Fair enough, you can also apply the herringbone tiles pattern to busy hallways and bathrooms where water is applied. It can also withstand the pressure of weight, business, or the wear and tear of the floor tiles. You can also use this pattern to make a statement from your splashback to build an intricate design. The use of colors becomes secondary when you choose to use a herringbone tiles pattern. You can use uniform colors or arrange them in a gradient of tones. You can also read about Herringbone Pattern: 7 Ways to Use Herringbone in Your Décor by clicking here.
Are herringbone tiles different from Chevron tiles?
Two close patterns of laying tiles are the herringbone and the chevron tiles patterns. It seems the two patterns can be easily mistaken for each other on the surface. For instance, the two patterns appear to be zigzag continuously. Yet there is a stark difference between them. The critical difference is that the herringbone tiles pattern is more staggered while the chevron shows an angled edge. Are you still confused? Let us look at it this way.

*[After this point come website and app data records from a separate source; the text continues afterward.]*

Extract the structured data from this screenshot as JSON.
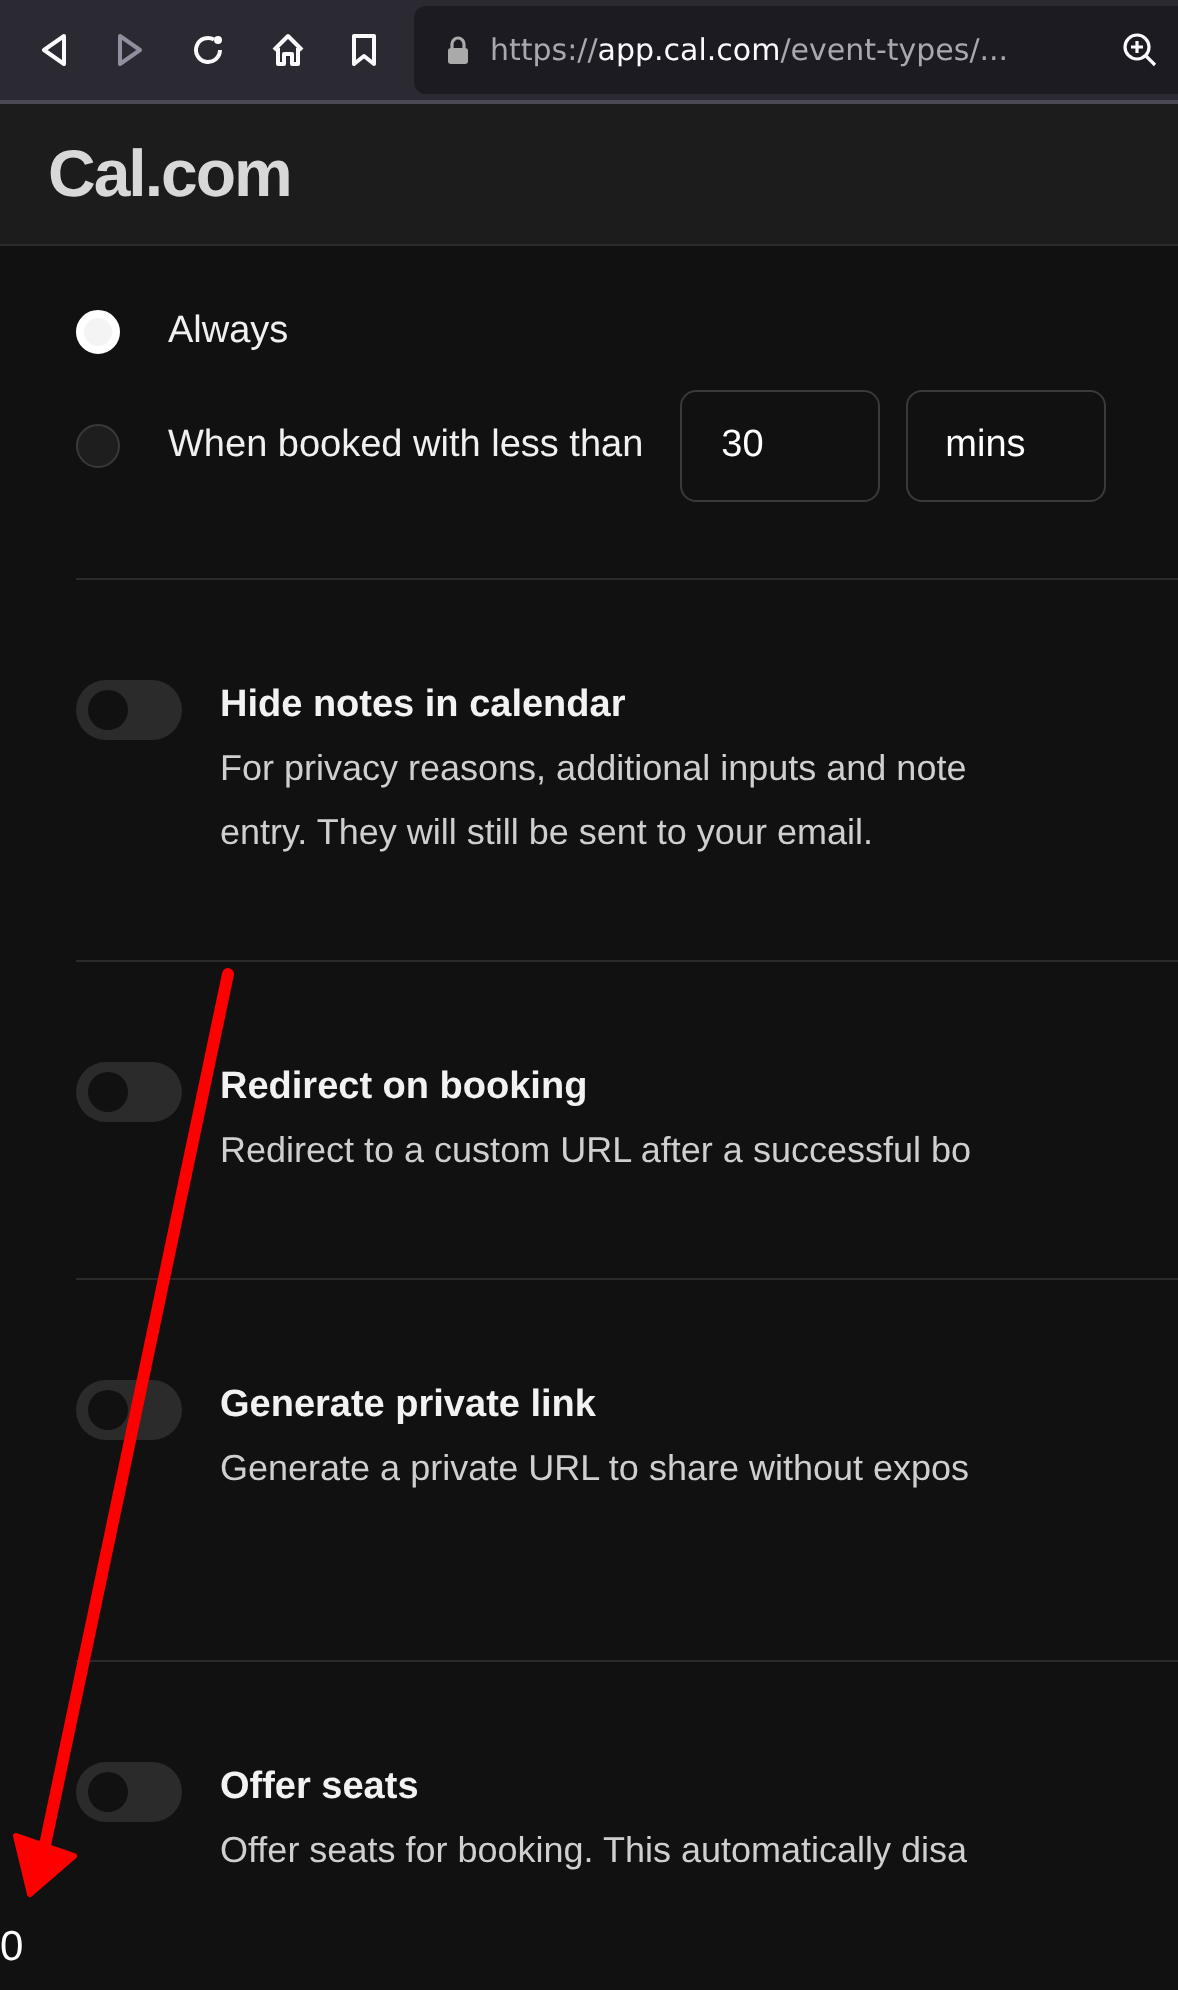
{
  "browser": {
    "url_scheme": "https://",
    "url_host": "app.cal.com",
    "url_path": "/event-types/..."
  },
  "header": {
    "logo": "Cal.com"
  },
  "radio_options": [
    {
      "label": "Always",
      "selected": true,
      "kind": "plain"
    },
    {
      "label": "When booked with less than",
      "selected": false,
      "kind": "threshold",
      "amount": "30",
      "unit": "mins"
    }
  ],
  "settings": [
    {
      "title": "Hide notes in calendar",
      "description": "For privacy reasons, additional inputs and note",
      "description_2": "entry. They will still be sent to your email.",
      "on": false
    },
    {
      "title": "Redirect on booking",
      "description": "Redirect to a custom URL after a successful bo",
      "on": false
    },
    {
      "title": "Generate private link",
      "description": "Generate a private URL to share without expos",
      "on": false
    },
    {
      "title": "Offer seats",
      "description": "Offer seats for booking. This automatically disa",
      "on": false
    }
  ],
  "footer_text": "0"
}
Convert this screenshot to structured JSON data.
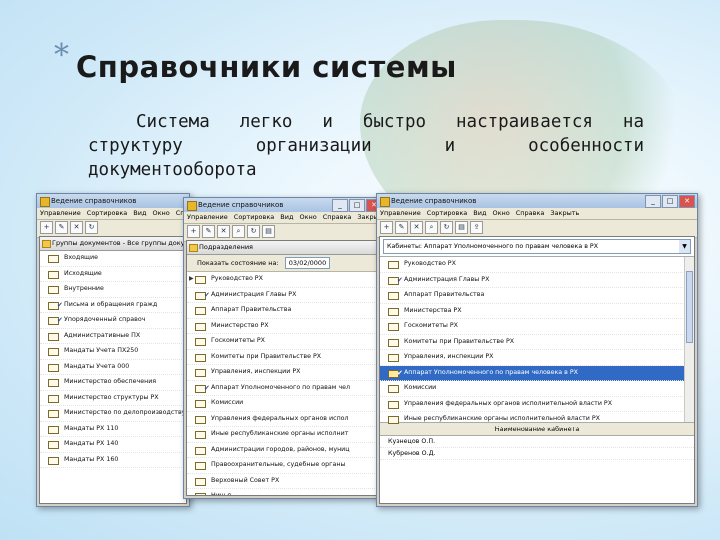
{
  "slide": {
    "bullet": "*",
    "title": "Справочники системы",
    "body_line1": "Система  легко  и  быстро  настраивается  на",
    "body_line2": "структуру  организации  и  особенности",
    "body_line3": "документооборота"
  },
  "win1": {
    "title": "Ведение справочников",
    "menu": [
      "Управление",
      "Сортировка",
      "Вид",
      "Окно",
      "Сп"
    ],
    "sub_title": "Группы документов - Все группы докум",
    "rows": [
      {
        "label": "Входящие",
        "check": false
      },
      {
        "label": "Исходящие",
        "check": false
      },
      {
        "label": "Внутренние",
        "check": false
      },
      {
        "label": "Письма и обращения гражд",
        "check": true
      },
      {
        "label": "Упорядоченный справоч",
        "check": true
      },
      {
        "label": "Административные ПХ",
        "check": false
      },
      {
        "label": "Мандаты Учета ПХ250",
        "check": false
      },
      {
        "label": "Мандаты Учета 000",
        "check": false
      },
      {
        "label": "Министерство обеспечения",
        "check": false
      },
      {
        "label": "Министерство структуры РХ",
        "check": false
      },
      {
        "label": "Министерство по делопроизводству",
        "check": false
      },
      {
        "label": "Мандаты РХ 110",
        "check": false
      },
      {
        "label": "Мандаты РХ 140",
        "check": false
      },
      {
        "label": "Мандаты РХ 160",
        "check": false
      }
    ]
  },
  "win2": {
    "title": "Ведение справочников",
    "menu": [
      "Управление",
      "Сортировка",
      "Вид",
      "Окно",
      "Справка",
      "Закрыть"
    ],
    "sub_title": "Подразделения",
    "filter_label": "Показать состояние на:",
    "filter_date": "03/02/0000",
    "rows": [
      {
        "label": "Руководство РХ",
        "check": false,
        "arrow": true,
        "sel": false
      },
      {
        "label": "Администрация Главы РХ",
        "check": true,
        "arrow": false,
        "sel": false
      },
      {
        "label": "Аппарат Правительства",
        "check": false,
        "arrow": false,
        "sel": false
      },
      {
        "label": "Министерство РХ",
        "check": false,
        "arrow": false,
        "sel": false
      },
      {
        "label": "Госкомитеты РХ",
        "check": false,
        "arrow": false,
        "sel": false
      },
      {
        "label": "Комитеты при Правительстве РХ",
        "check": false,
        "arrow": false,
        "sel": false
      },
      {
        "label": "Управления, инспекции РХ",
        "check": false,
        "arrow": false,
        "sel": false
      },
      {
        "label": "Аппарат Уполномоченного по правам чел",
        "check": true,
        "arrow": false,
        "sel": false
      },
      {
        "label": "Комиссии",
        "check": false,
        "arrow": false,
        "sel": false
      },
      {
        "label": "Управления федеральных органов испол",
        "check": false,
        "arrow": false,
        "sel": false
      },
      {
        "label": "Иные республиканские органы исполнит",
        "check": false,
        "arrow": false,
        "sel": false
      },
      {
        "label": "Администрации городов, районов, муниц",
        "check": false,
        "arrow": false,
        "sel": false
      },
      {
        "label": "Правоохранительные, судебные органы",
        "check": false,
        "arrow": false,
        "sel": false
      },
      {
        "label": "Верховный Совет РХ",
        "check": false,
        "arrow": false,
        "sel": false
      },
      {
        "label": "Ничья",
        "check": false,
        "arrow": false,
        "sel": false
      }
    ]
  },
  "win3": {
    "title": "Ведение справочников",
    "menu": [
      "Управление",
      "Сортировка",
      "Вид",
      "Окно",
      "Справка",
      "Закрыть"
    ],
    "combo": "Кабинеты: Аппарат Уполномоченного по правам человека в РХ",
    "rows": [
      {
        "label": "Руководство РХ",
        "check": false,
        "sel": false
      },
      {
        "label": "Администрация Главы РХ",
        "check": true,
        "sel": false
      },
      {
        "label": "Аппарат Правительства",
        "check": false,
        "sel": false
      },
      {
        "label": "Министерства РХ",
        "check": false,
        "sel": false
      },
      {
        "label": "Госкомитеты РХ",
        "check": false,
        "sel": false
      },
      {
        "label": "Комитеты при Правительстве РХ",
        "check": false,
        "sel": false
      },
      {
        "label": "Управления, инспекции РХ",
        "check": false,
        "sel": false
      },
      {
        "label": "Аппарат Уполномоченного по правам человека в РХ",
        "check": true,
        "sel": true
      },
      {
        "label": "Комиссии",
        "check": false,
        "sel": false
      },
      {
        "label": "Управления федеральных органов исполнительной власти РХ",
        "check": false,
        "sel": false
      },
      {
        "label": "Иные республиканские органы исполнительной власти РХ",
        "check": false,
        "sel": false
      }
    ],
    "panel_header": "Наименование кабинета",
    "panel_rows": [
      "Кузнецов О.П.",
      "Кубренов О.Д."
    ]
  }
}
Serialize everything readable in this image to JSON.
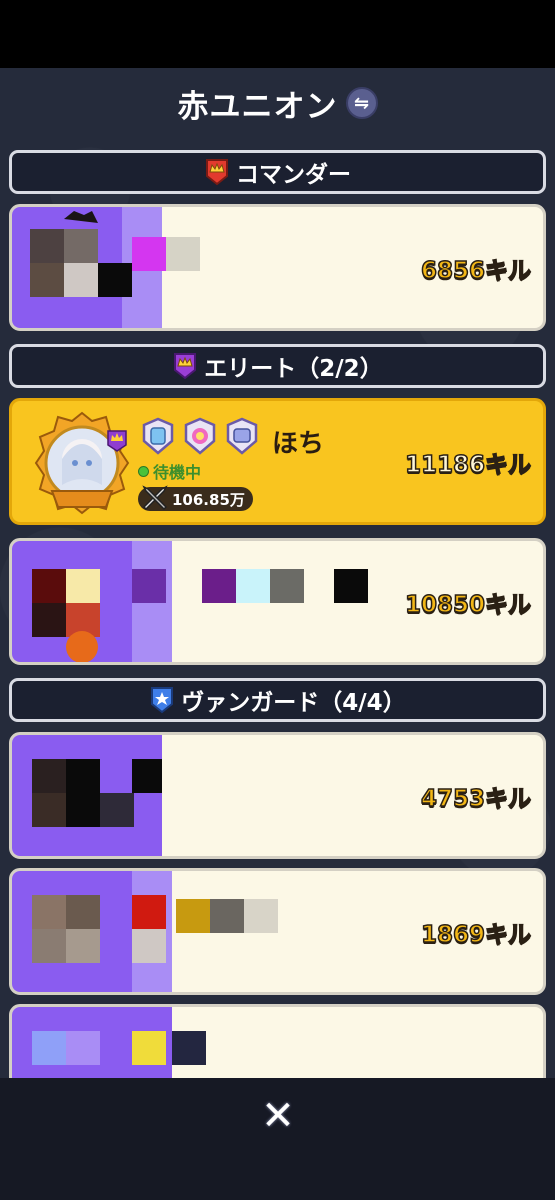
{
  "window": {
    "title": "赤ユニオン",
    "swap_icon": "⇋"
  },
  "sections": {
    "commander": {
      "label": "コマンダー"
    },
    "elite": {
      "label": "エリート（2/2）"
    },
    "vanguard": {
      "label": "ヴァンガード（4/4）"
    }
  },
  "members": [
    {
      "kills": "6856キル",
      "censored": true
    },
    {
      "name": "ほち",
      "status": "待機中",
      "power": "106.85万",
      "kills": "11186キル",
      "highlight": true
    },
    {
      "kills": "10850キル",
      "censored": true
    },
    {
      "kills": "4753キル",
      "censored": true
    },
    {
      "kills": "1869キル",
      "censored": true
    },
    {
      "kills": "",
      "censored": true
    }
  ],
  "footer": {
    "close_glyph": "✕"
  },
  "colors": {
    "panel_bg": "#252b3b",
    "card_bg": "#fcf8e6",
    "highlight_bg": "#f9c51f",
    "kill_text": "#f3b716",
    "censor_purple": "#7a4ae8"
  }
}
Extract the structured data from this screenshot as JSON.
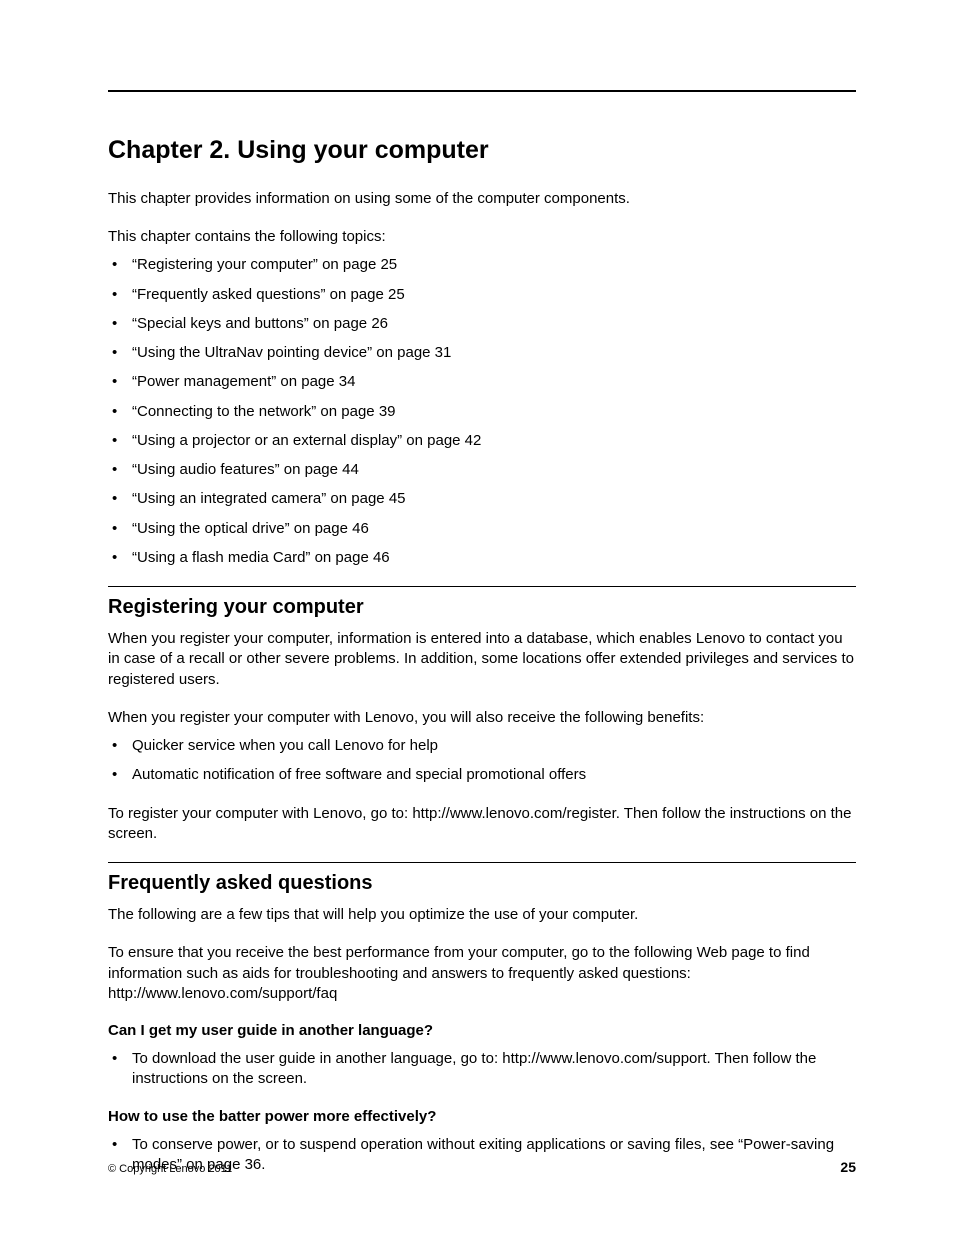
{
  "chapter": {
    "title": "Chapter 2.   Using your computer",
    "intro": "This chapter provides information on using some of the computer components.",
    "topics_intro": "This chapter contains the following topics:",
    "topics": [
      "“Registering your computer” on page 25",
      "“Frequently asked questions” on page 25",
      "“Special keys and buttons” on page 26",
      "“Using the UltraNav pointing device” on page 31",
      "“Power management” on page 34",
      "“Connecting to the network” on page 39",
      "“Using a projector or an external display” on page 42",
      "“Using audio features” on page 44",
      "“Using an integrated camera” on page 45",
      "“Using the optical drive” on page 46",
      "“Using a flash media Card” on page 46"
    ]
  },
  "sections": {
    "registering": {
      "title": "Registering your computer",
      "para1": "When you register your computer, information is entered into a database, which enables Lenovo to contact you in case of a recall or other severe problems. In addition, some locations offer extended privileges and services to registered users.",
      "para2": "When you register your computer with Lenovo, you will also receive the following benefits:",
      "benefits": [
        "Quicker service when you call Lenovo for help",
        "Automatic notification of free software and special promotional offers"
      ],
      "para3": "To register your computer with Lenovo, go to: http://www.lenovo.com/register. Then follow the instructions on the screen."
    },
    "faq": {
      "title": "Frequently asked questions",
      "para1": "The following are a few tips that will help you optimize the use of your computer.",
      "para2": "To ensure that you receive the best performance from your computer, go to the following Web page to find information such as aids for troubleshooting and answers to frequently asked questions: http://www.lenovo.com/support/faq",
      "q1": {
        "question": "Can I get my user guide in another language?",
        "answer": "To download the user guide in another language, go to: http://www.lenovo.com/support. Then follow the instructions on the screen."
      },
      "q2": {
        "question": "How to use the batter power more effectively?",
        "answer": "To conserve power, or to suspend operation without exiting applications or saving files, see “Power-saving modes” on page 36."
      }
    }
  },
  "footer": {
    "copyright": "© Copyright Lenovo 2011",
    "page": "25"
  }
}
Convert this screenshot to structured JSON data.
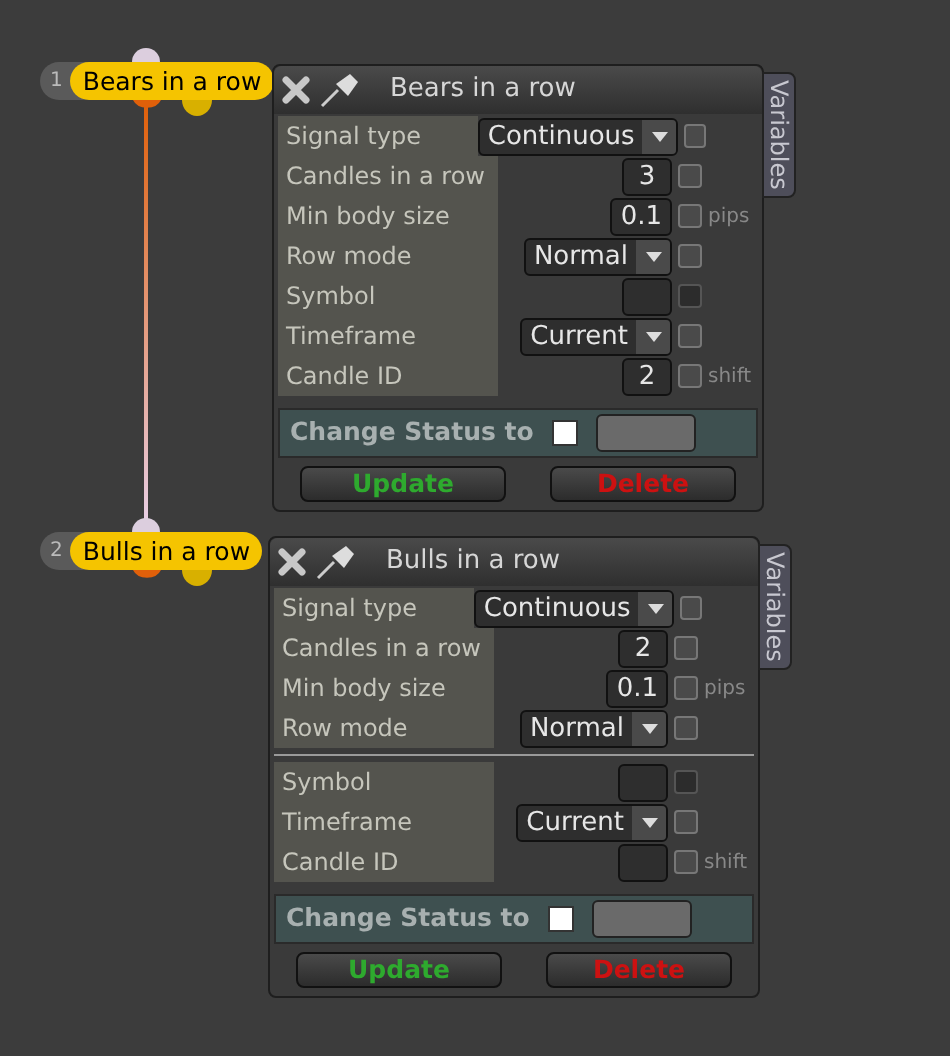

The tiles in the chevron pattern touch each other edge to edge in a continuous zigzag line. However, the herringbone pattern is inclined to each other at an angle of 45-degree to the next one. So, it appears that each tile in the herringbone tiles pattern sits on the one below it at an inclined angle. However, one can also diversify the herringbone pattern to bring out a new kind of uniqueness.
What different styles of herringbone tiles exist?
In a natural setting, herringbone tiles’ patterns usually look like wood. Perhaps, it is because of the gradient in the color layout. Moreover, the herringbone patterns could have been limited by using expensive parquet floors. Also, it has had increasing interest from different parts of the world, and this trend has inspired decorators to create different flavors. One modern twist that one can see today is a repeat of the traditional terracotta for an overall vintage look.
In conclusion, if you need a blend of traditional and modern looks, you can consider installing herringbone tiles. The layout has been appealing, while the grout helps to complement the face with a suitable contrast. As for the color tones, you can decide to blend in white porcelain tiles with a darker grout color. Or, if you prefer, you may choose to diversify the color of the herringbone tiles while using a matching grout color.